“Prior to my visit to the vaccine centre, I spoke to my GP who said it should be alright for me to go there for a jab, but when I got there they said absolutely not, that I had to go to a hospital to get the jab in a controlled environment,” she said.
“It’s been a few weeks now but I’ve still not been able to get it, which makes me quite worried. Everyone around me seems to have had it, but if they’re going to go out and not wear a mask, they can still carry the virus and pass it on to me.”
Ponan said the government’s plan to allow double-vaccinated people to skip self-isolation is “unfair” for people like her who are unable to access it despite wishing to, and would create bigger problems for vulnerable people like herself.
“I don’t think the new rules are right or fair. They [double-vaccinated people] can still carry Covid and be asymptomatic,” she said. “I can’t get the vaccine, that’s not my choice. It’s been taken away from me, and as a vulnerable person, if people aren’t even going to wear masks, it makes me feel really unsafe.”
People who have had the Covid vaccine can still contract the virus and spread it - although the risk is reduced - but the vaccine reduces the risk of more serious illness or death as a result of contracting it.
“It’s like there’s one rule for all, and the others will just have to suck it up. It’s not fair in any shape or form,” said Ponan.

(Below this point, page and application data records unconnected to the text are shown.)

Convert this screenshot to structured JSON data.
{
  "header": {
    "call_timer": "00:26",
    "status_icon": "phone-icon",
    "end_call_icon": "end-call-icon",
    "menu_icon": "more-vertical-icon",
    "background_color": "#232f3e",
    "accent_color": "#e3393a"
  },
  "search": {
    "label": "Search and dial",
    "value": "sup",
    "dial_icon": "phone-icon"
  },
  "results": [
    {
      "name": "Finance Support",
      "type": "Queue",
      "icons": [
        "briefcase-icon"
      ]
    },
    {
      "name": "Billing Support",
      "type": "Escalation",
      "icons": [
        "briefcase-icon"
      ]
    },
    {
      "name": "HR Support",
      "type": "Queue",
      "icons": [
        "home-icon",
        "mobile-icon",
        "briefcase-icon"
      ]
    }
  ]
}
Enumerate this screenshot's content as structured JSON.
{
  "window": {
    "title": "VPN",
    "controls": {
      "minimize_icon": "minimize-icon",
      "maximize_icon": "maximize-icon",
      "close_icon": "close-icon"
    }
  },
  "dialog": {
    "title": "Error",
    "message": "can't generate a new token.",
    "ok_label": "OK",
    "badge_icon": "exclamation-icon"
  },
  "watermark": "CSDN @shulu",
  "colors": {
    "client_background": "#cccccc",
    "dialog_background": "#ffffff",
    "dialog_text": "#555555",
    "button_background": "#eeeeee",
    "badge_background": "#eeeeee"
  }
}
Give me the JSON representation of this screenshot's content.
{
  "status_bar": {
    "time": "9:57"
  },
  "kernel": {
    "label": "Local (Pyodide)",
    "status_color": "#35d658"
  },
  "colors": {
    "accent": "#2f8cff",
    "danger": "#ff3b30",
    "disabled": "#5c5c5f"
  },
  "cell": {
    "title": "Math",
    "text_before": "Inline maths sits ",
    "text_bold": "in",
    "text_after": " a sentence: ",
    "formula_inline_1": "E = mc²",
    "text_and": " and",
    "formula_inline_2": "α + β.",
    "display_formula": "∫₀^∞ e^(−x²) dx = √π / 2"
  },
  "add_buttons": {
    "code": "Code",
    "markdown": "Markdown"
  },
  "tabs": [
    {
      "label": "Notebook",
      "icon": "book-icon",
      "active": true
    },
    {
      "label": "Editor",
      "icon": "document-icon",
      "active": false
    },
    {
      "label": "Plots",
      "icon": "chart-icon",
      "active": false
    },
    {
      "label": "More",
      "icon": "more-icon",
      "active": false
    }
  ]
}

Scientists and MPs have called for caution as the government pushes forward with its plans to reopen the country, following months of lockdown. It comes as health secretary Sajid Javid admitted that England was entering “uncharted territory” and infection figures could easily rise above 100,000 a day over the summer.
Green MP Caroline Lucas said: “Sajid Javid talks about ‘roadmap to freedom’. There’s no freedom for people who aren’t vaccinated or who are vulnerable – yet their health is being put at risk by reckless gamble to lift all safety measures. The ‘vaccine wall’ is only half-built – it’s too soon for all of this.”
Allowing infection rates to run rampant could run “the very real risk” of new variants developing, said Professor Richard Tedder from Imperial College.
Prof Tedder warned against using vaccines as a way to “free up our behaviour” and said new variants would “be even more resistant to vaccines and potentially more infectious”.
However, there is a general consensus that there is a need for Britons to learn how to live with Covid-19, as eradication of the virus appears unlikely in the short term.
Keith Neal, professor of the epidemiology of infectious diseases at the University of Nottingham, pointed out that in the US and some parts of Europe, fully-vaccinated people do not have to self-isolate unless they have symptoms of the disease.
“Vaccination is highly effective at stopping infection and in stopping transmission should people become infected, including the Delta variant,” he said.
“This does not mean that people do not need to be careful and I will continue to wear a mask.”
Ponan said she is “100 per cent on board” with learning to live with Covid-19, but added: “[The government] needs to make specific rules for people who want the vaccine but can’t get it for whatever reason.
“If they don’t want the vaccine, then fine, but those of us who haven’t got a choice should get an exemption rule or a letter, or something.”
The Independent has contacted the Department of Health and Social Care for comment.
Join our new commenting forum
Join thought-provoking conversations, follow other Independent readers and see their replies